Action item: Please write out all of the entries exactly as they appear.

Exercise inputs:
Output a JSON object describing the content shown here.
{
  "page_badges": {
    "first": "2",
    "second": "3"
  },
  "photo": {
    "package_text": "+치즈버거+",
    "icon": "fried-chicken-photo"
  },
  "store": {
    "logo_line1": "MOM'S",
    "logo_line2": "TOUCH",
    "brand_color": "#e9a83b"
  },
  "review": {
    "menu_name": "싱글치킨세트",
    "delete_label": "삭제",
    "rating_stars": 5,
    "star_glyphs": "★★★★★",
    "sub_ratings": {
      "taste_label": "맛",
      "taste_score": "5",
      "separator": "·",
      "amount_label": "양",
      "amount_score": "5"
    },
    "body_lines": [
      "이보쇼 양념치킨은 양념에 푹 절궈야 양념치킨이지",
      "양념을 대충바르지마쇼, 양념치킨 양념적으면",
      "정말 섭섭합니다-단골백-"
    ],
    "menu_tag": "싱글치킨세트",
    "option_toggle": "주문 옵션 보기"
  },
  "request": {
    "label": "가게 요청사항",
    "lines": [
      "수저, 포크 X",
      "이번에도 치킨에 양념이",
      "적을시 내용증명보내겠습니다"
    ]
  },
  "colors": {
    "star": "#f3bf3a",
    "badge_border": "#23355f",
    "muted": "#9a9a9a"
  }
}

Task response:
Output a JSON object describing the content shown here.
{
  "page_badges": {
    "first": "2",
    "second": "3"
  },
  "photo": {
    "package_text": "+치즈버거+",
    "icon": "fried-chicken-photo"
  },
  "store": {
    "logo_line1": "MOM'S",
    "logo_line2": "TOUCH",
    "brand_color": "#e9a83b"
  },
  "review": {
    "menu_name": "싱글치킨세트",
    "delete_label": "삭제",
    "rating_stars": 5,
    "star_glyphs": "★★★★★",
    "sub_ratings": {
      "taste_label": "맛",
      "taste_score": "5",
      "separator": "·",
      "amount_label": "양",
      "amount_score": "5"
    },
    "body_lines": [
      "이보쇼 양념치킨은 양념에 푹 절궈야 양념치킨이지",
      "양념을 대충바르지마쇼, 양념치킨 양념적으면",
      "정말 섭섭합니다-단골백-"
    ],
    "menu_tag": "싱글치킨세트",
    "option_toggle": "주문 옵션 보기"
  },
  "request": {
    "label": "가게 요청사항",
    "lines": [
      "수저, 포크 X",
      "이번에도 치킨에 양념이",
      "적을시 내용증명보내겠습니다"
    ]
  },
  "colors": {
    "star": "#f3bf3a",
    "badge_border": "#23355f",
    "muted": "#9a9a9a"
  }
}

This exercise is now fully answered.